Plenty of information and tools are already available to help public health officials, health workers, and community leaders understand and address the Ebola outbreak. Aggregating, evaluating, synthesizing, and repackaging or translating existing information resources can help countries move quickly and efficiently rather than wasting time reinventing the wheel.

If countries and organizations could have shared resources and approaches in real time so freely back in the early 1980s, would the HIV response have been more effective? We’ll never know.

But we do know that in today’s world of interconnectivity, we have that luxury and need to use it.

Ebola Resources for Health Workers and the Ebola Communication Network are both designed to quickly connect users to vetted, high-quality resources that they can adapt to different contexts and audiences.

Health workers especially need reliable, real-time information amid global epidemics, and they need it quickly and concisely.

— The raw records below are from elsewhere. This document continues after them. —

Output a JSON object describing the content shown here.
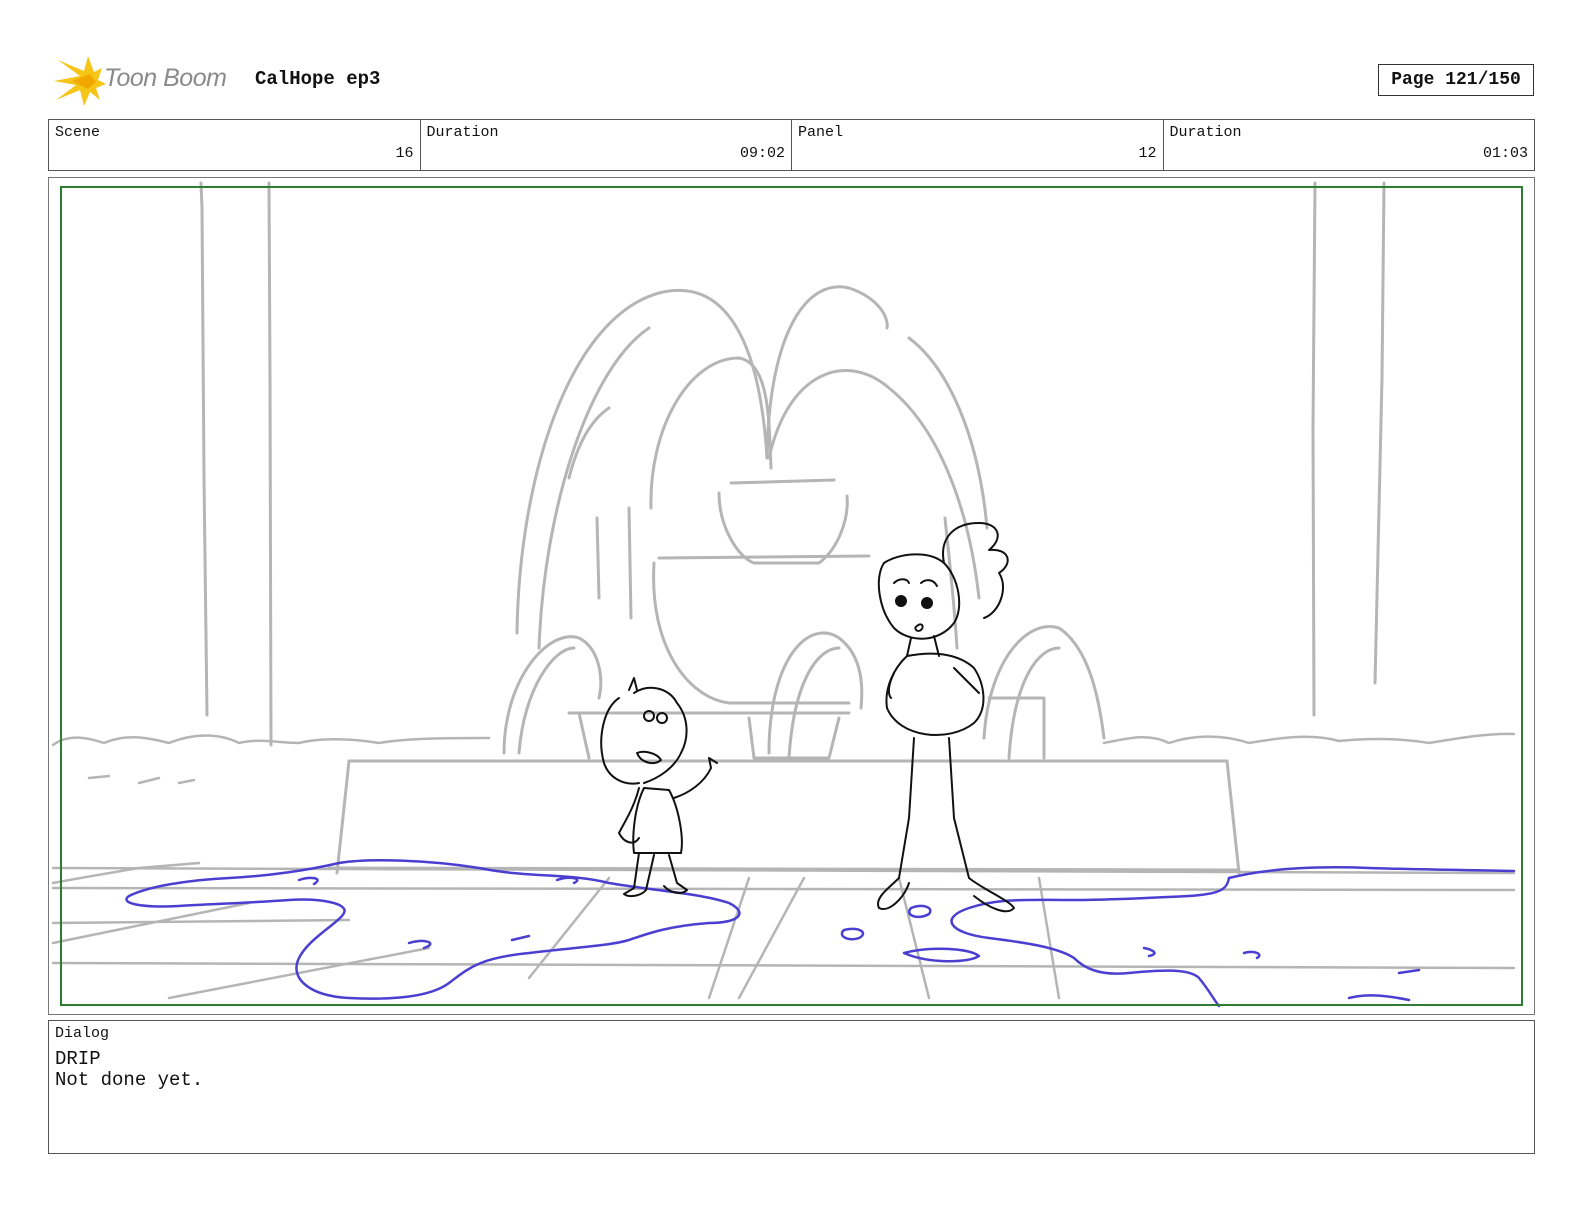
{
  "header": {
    "logo_text": "Toon Boom",
    "title": "CalHope ep3",
    "page": "Page 121/150"
  },
  "info": {
    "scene_label": "Scene",
    "scene_value": "16",
    "scene_duration_label": "Duration",
    "scene_duration_value": "09:02",
    "panel_label": "Panel",
    "panel_value": "12",
    "panel_duration_label": "Duration",
    "panel_duration_value": "01:03"
  },
  "dialog": {
    "label": "Dialog",
    "lines": [
      "DRIP",
      "Not done yet."
    ]
  },
  "colors": {
    "safe_frame": "#2e7d32",
    "water": "#4a3fd0",
    "background_lines": "#b5b5b5",
    "character_lines": "#111111",
    "logo_yellow": "#f5c518"
  }
}
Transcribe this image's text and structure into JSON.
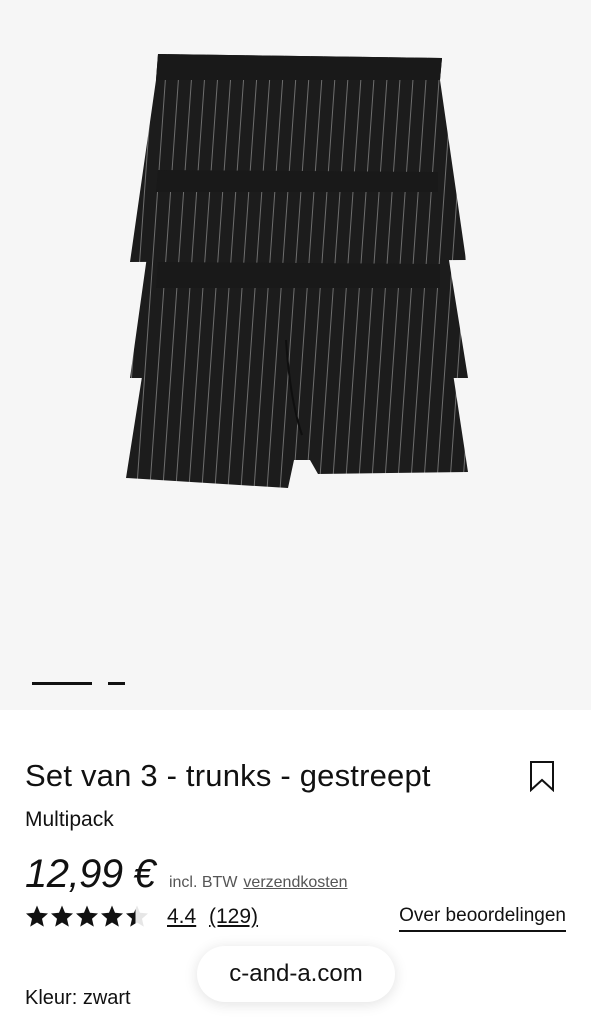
{
  "gallery": {
    "product_image_alt": "black striped trunks 3-pack",
    "page_indicator": {
      "active": 1,
      "total": 2
    }
  },
  "product": {
    "title": "Set van 3 - trunks - gestreept",
    "subtitle": "Multipack",
    "price": "12,99 €",
    "vat_note": "incl. BTW",
    "shipping_link": "verzendkosten",
    "rating_value": "4.4",
    "rating_count": "(129)",
    "rating_stars": 4.4,
    "reviews_link": "Over beoordelingen",
    "color_label": "Kleur:",
    "color_value": "zwart"
  },
  "browser": {
    "url": "c-and-a.com"
  },
  "icons": {
    "bookmark": "bookmark-icon",
    "star": "star-icon"
  },
  "colors": {
    "text": "#111111",
    "gallery_bg": "#f6f6f6",
    "product": "#1c1c1c",
    "stripe": "#6e6e6e"
  }
}
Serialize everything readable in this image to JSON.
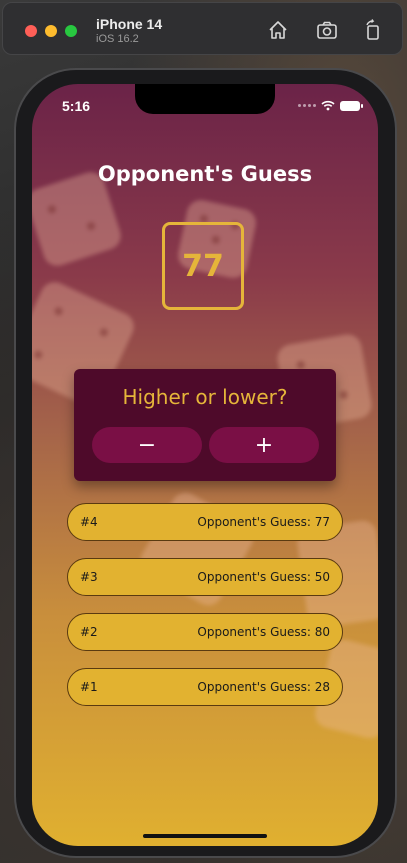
{
  "simulator": {
    "device_name": "iPhone 14",
    "os_version": "iOS 16.2",
    "icons": [
      "home-icon",
      "screenshot-icon",
      "rotate-icon"
    ]
  },
  "status_bar": {
    "time": "5:16",
    "icons": [
      "wifi-icon",
      "battery-icon"
    ]
  },
  "screen": {
    "title": "Opponent's Guess",
    "guess_value": "77",
    "prompt": "Higher or lower?",
    "minus_label": "−",
    "plus_label": "+"
  },
  "guess_log": [
    {
      "round": "#4",
      "text": "Opponent's Guess: 77"
    },
    {
      "round": "#3",
      "text": "Opponent's Guess: 50"
    },
    {
      "round": "#2",
      "text": "Opponent's Guess: 80"
    },
    {
      "round": "#1",
      "text": "Opponent's Guess: 28"
    }
  ],
  "colors": {
    "accent": "#e5b53a",
    "card_bg": "#4e0a2a",
    "button_bg": "#7a0f45"
  }
}
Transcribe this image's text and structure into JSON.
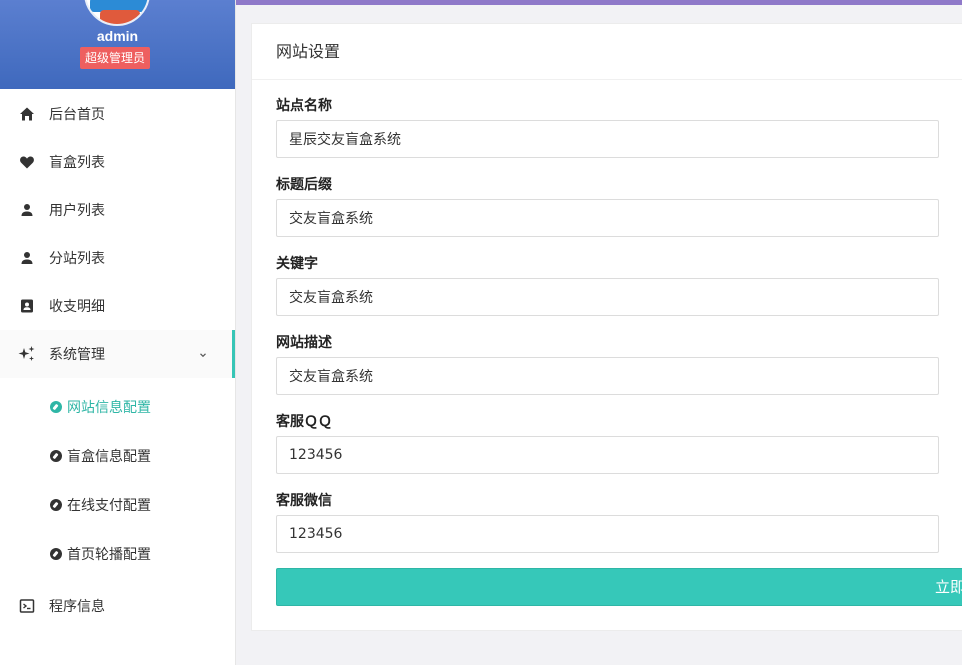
{
  "profile": {
    "username": "admin",
    "role_badge": "超级管理员"
  },
  "sidebar": {
    "items": [
      {
        "label": "后台首页",
        "icon": "home-icon"
      },
      {
        "label": "盲盒列表",
        "icon": "heart-icon"
      },
      {
        "label": "用户列表",
        "icon": "user-icon"
      },
      {
        "label": "分站列表",
        "icon": "user-icon"
      },
      {
        "label": "收支明细",
        "icon": "contacts-book-icon"
      },
      {
        "label": "系统管理",
        "icon": "sparkle-icon",
        "expanded": true
      }
    ],
    "sub_items": [
      {
        "label": "网站信息配置",
        "active": true
      },
      {
        "label": "盲盒信息配置"
      },
      {
        "label": "在线支付配置"
      },
      {
        "label": "首页轮播配置"
      }
    ],
    "bottom_item": {
      "label": "程序信息",
      "icon": "terminal-icon"
    }
  },
  "colors": {
    "accent": "#36c8b9",
    "header_gradient_top": "#5b7fd0",
    "badge": "#ee5f5f",
    "top_strip": "#8f79c9"
  },
  "card": {
    "title": "网站设置",
    "fields": [
      {
        "label": "站点名称",
        "value": "星辰交友盲盒系统"
      },
      {
        "label": "标题后缀",
        "value": "交友盲盒系统"
      },
      {
        "label": "关键字",
        "value": "交友盲盒系统"
      },
      {
        "label": "网站描述",
        "value": "交友盲盒系统"
      },
      {
        "label": "客服ＱＱ",
        "value": "123456"
      },
      {
        "label": "客服微信",
        "value": "123456"
      }
    ],
    "submit_label": "立即保存"
  }
}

Mobile platforms such as mHero can improve two-way communication between health workers and government officials and make a huge difference right now during outbreak.

These same platforms can also be used to target messages about sustaining HIV and other services now and into the future.

Closing the Gap

Just like with HIV, stigma and fear around Ebola are fueling misinformation that cannot be overcome without champions of accurate knowledge.

Unlike in the early days of the HIV epidemic, Ebola is happening in a world of unprecedented, instant, real-time connectivity. Many organizations have come together from around the world to share what’s working, what’s not, and their expertise with others who can use it.

In a time of such rapid information exchange, we must also take the time to evaluate and share what we’re learning with each other along the way.

The wrong approaches can, at best, waste time—and at worst, lives.

The right information delivered effectively can empower people everywhere to overcome fear and access the services they need—closing the gap between those who need treatment and those who have it.

The wrong approaches can, at best, waste time—and at worst, lives.

Before it’s over, Ebola will disrupt the health of many HIV-positive individuals. But HIV taught us a few things about how to contain outbreaks, even if it is a challenge. Today we know how to spread accurate information. We know how to reduce stigma. And we know how to put people first and empower everyone to be part of the solution to end both Ebola and HIV.

Together, we can do better than identify the gap. We can close the gap.